Task: Please return each record exactly, leaving nothing out.

[Excerpts from an interface dataset]
------------------------

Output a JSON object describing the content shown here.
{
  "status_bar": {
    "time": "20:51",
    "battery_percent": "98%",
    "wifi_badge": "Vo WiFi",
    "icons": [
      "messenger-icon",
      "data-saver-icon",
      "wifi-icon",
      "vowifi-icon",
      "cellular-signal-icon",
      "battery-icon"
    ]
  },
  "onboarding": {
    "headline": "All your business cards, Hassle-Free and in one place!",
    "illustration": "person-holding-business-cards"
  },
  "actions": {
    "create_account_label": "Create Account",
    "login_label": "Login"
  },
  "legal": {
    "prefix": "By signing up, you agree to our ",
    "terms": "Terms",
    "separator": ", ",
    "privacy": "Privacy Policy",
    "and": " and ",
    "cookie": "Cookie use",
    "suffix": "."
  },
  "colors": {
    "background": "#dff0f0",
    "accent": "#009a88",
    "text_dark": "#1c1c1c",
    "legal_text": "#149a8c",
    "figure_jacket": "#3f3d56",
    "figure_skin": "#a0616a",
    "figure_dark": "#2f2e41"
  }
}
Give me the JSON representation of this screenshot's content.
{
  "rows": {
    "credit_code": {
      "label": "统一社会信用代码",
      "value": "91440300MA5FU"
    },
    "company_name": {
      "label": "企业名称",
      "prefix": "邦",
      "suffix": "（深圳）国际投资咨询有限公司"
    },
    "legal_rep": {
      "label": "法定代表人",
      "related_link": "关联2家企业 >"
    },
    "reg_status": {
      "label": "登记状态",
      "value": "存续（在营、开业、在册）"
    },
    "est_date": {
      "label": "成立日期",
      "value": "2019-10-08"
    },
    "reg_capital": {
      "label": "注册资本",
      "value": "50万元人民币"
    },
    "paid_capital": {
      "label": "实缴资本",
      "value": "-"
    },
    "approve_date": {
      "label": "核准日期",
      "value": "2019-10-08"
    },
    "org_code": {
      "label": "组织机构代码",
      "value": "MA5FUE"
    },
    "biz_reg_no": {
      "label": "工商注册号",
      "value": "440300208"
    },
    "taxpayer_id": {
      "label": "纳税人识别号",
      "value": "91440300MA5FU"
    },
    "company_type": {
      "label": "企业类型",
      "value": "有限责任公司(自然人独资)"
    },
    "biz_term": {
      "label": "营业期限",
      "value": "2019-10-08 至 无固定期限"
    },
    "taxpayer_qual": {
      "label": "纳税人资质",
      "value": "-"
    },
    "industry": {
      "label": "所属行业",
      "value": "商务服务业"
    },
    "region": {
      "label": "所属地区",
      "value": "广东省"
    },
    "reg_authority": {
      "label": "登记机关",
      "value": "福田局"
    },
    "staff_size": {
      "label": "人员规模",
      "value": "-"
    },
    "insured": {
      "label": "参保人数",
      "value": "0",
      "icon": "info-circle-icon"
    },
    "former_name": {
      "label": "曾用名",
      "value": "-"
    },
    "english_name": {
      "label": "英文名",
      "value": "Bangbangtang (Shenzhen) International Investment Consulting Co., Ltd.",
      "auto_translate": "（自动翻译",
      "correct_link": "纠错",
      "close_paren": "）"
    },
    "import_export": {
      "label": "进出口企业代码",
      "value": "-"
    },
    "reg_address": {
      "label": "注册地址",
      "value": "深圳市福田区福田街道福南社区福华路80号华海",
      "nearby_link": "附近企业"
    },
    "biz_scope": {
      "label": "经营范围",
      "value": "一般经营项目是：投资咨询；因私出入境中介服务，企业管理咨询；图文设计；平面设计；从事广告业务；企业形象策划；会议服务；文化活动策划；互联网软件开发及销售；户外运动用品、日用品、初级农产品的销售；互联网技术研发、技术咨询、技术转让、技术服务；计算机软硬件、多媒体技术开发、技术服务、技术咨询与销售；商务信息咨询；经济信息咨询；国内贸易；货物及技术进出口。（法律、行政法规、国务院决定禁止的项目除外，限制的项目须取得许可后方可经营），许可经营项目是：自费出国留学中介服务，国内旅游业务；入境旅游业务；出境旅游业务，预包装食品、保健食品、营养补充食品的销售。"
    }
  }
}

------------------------

Task answer:
Output a JSON object describing the content shown here.
{
  "status_bar": {
    "time": "20:51",
    "battery_percent": "98%",
    "wifi_badge": "Vo WiFi",
    "icons": [
      "messenger-icon",
      "data-saver-icon",
      "wifi-icon",
      "vowifi-icon",
      "cellular-signal-icon",
      "battery-icon"
    ]
  },
  "onboarding": {
    "headline": "All your business cards, Hassle-Free and in one place!",
    "illustration": "person-holding-business-cards"
  },
  "actions": {
    "create_account_label": "Create Account",
    "login_label": "Login"
  },
  "legal": {
    "prefix": "By signing up, you agree to our ",
    "terms": "Terms",
    "separator": ", ",
    "privacy": "Privacy Policy",
    "and": " and ",
    "cookie": "Cookie use",
    "suffix": "."
  },
  "colors": {
    "background": "#dff0f0",
    "accent": "#009a88",
    "text_dark": "#1c1c1c",
    "legal_text": "#149a8c",
    "figure_jacket": "#3f3d56",
    "figure_skin": "#a0616a",
    "figure_dark": "#2f2e41"
  }
}
Give me the JSON representation of this screenshot's content.
{
  "rows": {
    "credit_code": {
      "label": "统一社会信用代码",
      "value": "91440300MA5FU"
    },
    "company_name": {
      "label": "企业名称",
      "prefix": "邦",
      "suffix": "（深圳）国际投资咨询有限公司"
    },
    "legal_rep": {
      "label": "法定代表人",
      "related_link": "关联2家企业 >"
    },
    "reg_status": {
      "label": "登记状态",
      "value": "存续（在营、开业、在册）"
    },
    "est_date": {
      "label": "成立日期",
      "value": "2019-10-08"
    },
    "reg_capital": {
      "label": "注册资本",
      "value": "50万元人民币"
    },
    "paid_capital": {
      "label": "实缴资本",
      "value": "-"
    },
    "approve_date": {
      "label": "核准日期",
      "value": "2019-10-08"
    },
    "org_code": {
      "label": "组织机构代码",
      "value": "MA5FUE"
    },
    "biz_reg_no": {
      "label": "工商注册号",
      "value": "440300208"
    },
    "taxpayer_id": {
      "label": "纳税人识别号",
      "value": "91440300MA5FU"
    },
    "company_type": {
      "label": "企业类型",
      "value": "有限责任公司(自然人独资)"
    },
    "biz_term": {
      "label": "营业期限",
      "value": "2019-10-08 至 无固定期限"
    },
    "taxpayer_qual": {
      "label": "纳税人资质",
      "value": "-"
    },
    "industry": {
      "label": "所属行业",
      "value": "商务服务业"
    },
    "region": {
      "label": "所属地区",
      "value": "广东省"
    },
    "reg_authority": {
      "label": "登记机关",
      "value": "福田局"
    },
    "staff_size": {
      "label": "人员规模",
      "value": "-"
    },
    "insured": {
      "label": "参保人数",
      "value": "0",
      "icon": "info-circle-icon"
    },
    "former_name": {
      "label": "曾用名",
      "value": "-"
    },
    "english_name": {
      "label": "英文名",
      "value": "Bangbangtang (Shenzhen) International Investment Consulting Co., Ltd.",
      "auto_translate": "（自动翻译",
      "correct_link": "纠错",
      "close_paren": "）"
    },
    "import_export": {
      "label": "进出口企业代码",
      "value": "-"
    },
    "reg_address": {
      "label": "注册地址",
      "value": "深圳市福田区福田街道福南社区福华路80号华海",
      "nearby_link": "附近企业"
    },
    "biz_scope": {
      "label": "经营范围",
      "value": "一般经营项目是：投资咨询；因私出入境中介服务，企业管理咨询；图文设计；平面设计；从事广告业务；企业形象策划；会议服务；文化活动策划；互联网软件开发及销售；户外运动用品、日用品、初级农产品的销售；互联网技术研发、技术咨询、技术转让、技术服务；计算机软硬件、多媒体技术开发、技术服务、技术咨询与销售；商务信息咨询；经济信息咨询；国内贸易；货物及技术进出口。（法律、行政法规、国务院决定禁止的项目除外，限制的项目须取得许可后方可经营），许可经营项目是：自费出国留学中介服务，国内旅游业务；入境旅游业务；出境旅游业务，预包装食品、保健食品、营养补充食品的销售。"
    }
  }
}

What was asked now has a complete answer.